Valuation
2022F
2023F
2024F
Revenue ($ mln)
33,021
40,820
50,321
Growth Rate %
22.7%
23.6%
23.3%
P/S
17.86
18.42
19.06
Valuation ($ mln)
589,759
752,008
958,894
Shares Outstanding (‘mln’)
2,494
2,494
2,494
Price Target
$236.49
$301.56
$384.52
Current Price
$185.47
$185.47
$185.47
Upside
27.5%
62.6%
107.3%
Source: Khaveen Investments
Overall, we obtained an average price target based on DCF and P/S valuation of $292.96 with an average upside of 58%.

industry average P/S

Khaveen Investments

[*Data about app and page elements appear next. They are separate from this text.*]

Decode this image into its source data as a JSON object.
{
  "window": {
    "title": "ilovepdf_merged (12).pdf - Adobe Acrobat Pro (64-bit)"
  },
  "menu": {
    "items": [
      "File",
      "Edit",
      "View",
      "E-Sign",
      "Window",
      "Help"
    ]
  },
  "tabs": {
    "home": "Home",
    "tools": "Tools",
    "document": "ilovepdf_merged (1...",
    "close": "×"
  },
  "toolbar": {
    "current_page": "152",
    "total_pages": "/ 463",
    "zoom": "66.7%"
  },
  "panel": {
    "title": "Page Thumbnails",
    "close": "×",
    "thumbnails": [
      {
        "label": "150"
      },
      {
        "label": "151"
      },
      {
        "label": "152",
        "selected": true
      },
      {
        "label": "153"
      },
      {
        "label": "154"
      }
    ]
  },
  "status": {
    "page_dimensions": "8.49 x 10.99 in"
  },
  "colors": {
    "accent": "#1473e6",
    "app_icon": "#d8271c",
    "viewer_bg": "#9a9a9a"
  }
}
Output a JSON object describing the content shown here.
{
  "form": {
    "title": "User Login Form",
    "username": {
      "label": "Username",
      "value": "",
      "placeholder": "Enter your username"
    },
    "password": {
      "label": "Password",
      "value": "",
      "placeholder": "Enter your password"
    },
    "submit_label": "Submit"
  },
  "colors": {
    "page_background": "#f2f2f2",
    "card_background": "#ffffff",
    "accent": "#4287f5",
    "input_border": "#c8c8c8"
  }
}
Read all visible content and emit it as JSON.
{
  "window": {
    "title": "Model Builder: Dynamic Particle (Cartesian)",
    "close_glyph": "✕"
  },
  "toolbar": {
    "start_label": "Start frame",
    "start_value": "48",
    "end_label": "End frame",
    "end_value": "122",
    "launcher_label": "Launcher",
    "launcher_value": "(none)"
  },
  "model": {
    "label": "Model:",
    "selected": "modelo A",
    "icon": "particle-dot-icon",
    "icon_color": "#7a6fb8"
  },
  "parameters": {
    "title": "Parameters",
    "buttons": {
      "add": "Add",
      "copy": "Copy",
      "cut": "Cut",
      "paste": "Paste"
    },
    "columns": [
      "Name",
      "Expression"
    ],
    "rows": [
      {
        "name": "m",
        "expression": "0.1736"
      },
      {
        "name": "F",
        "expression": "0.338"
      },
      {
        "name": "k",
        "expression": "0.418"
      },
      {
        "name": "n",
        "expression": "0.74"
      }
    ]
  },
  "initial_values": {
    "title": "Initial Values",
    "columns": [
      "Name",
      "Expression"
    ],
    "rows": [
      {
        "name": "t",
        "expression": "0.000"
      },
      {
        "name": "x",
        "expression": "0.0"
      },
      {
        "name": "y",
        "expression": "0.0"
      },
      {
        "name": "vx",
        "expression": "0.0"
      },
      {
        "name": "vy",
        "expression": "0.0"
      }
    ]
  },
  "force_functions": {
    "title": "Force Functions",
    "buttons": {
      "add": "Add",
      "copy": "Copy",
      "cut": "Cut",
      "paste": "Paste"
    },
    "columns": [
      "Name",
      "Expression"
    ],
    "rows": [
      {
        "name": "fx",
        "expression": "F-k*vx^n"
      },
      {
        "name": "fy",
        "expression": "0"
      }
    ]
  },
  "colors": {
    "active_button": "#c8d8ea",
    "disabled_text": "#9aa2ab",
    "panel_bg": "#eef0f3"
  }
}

Khaveen Investments
To sum it up, we analyzed Nvidia’s profit margins and cash flows as a fabless chipmaker and believe that its margins have room for growth. Moreover, we analyzed its corporate finance structure and determined its advantage in terms of having a rising net cash position which we believe could provide it with opportunities to use its cash for more acquisitions or return cash to shareholders through buybacks and dividends. Lastly, we also believe that its strong cash flows and cash position could provide the company with the ability to sustain its share buybacks and determined its average share price increase of 53% in a 1-year period following its share buyback. We valued the company with a DCF which resulted in a valuation that was even higher than our previous P/S valuation. Based on the average of both methods, we obtained an upside of 58%. Overall, we rate the company as a Strong Buy with a price target of $292.96.
This article was written by
Disclosure: I/we have a beneficial long position in the shares of NVDA either through stock ownership, options, or other derivatives. I wrote this article myself, and it expresses my own opinions. I am not receiving compensation for it (other than from Seeking Alpha). I have no business relationship with any company whose stock is mentioned in this article.
Additional disclosure: No information in this publication is intended as investment, tax, accounting, or legal advice, or as an offer/solicitation to sell or buy. Material provided in this publication is for educational purposes only, and was prepared from sources and data believed to be reliable, but we do not guarantee its accuracy or completeness.

source
Connect with Chris Hood, a digital strategist that can help you with AI.

Leave a Reply

Your email address will not be published.

© 2022 AI Caosuo - Proudly powered by theme Octo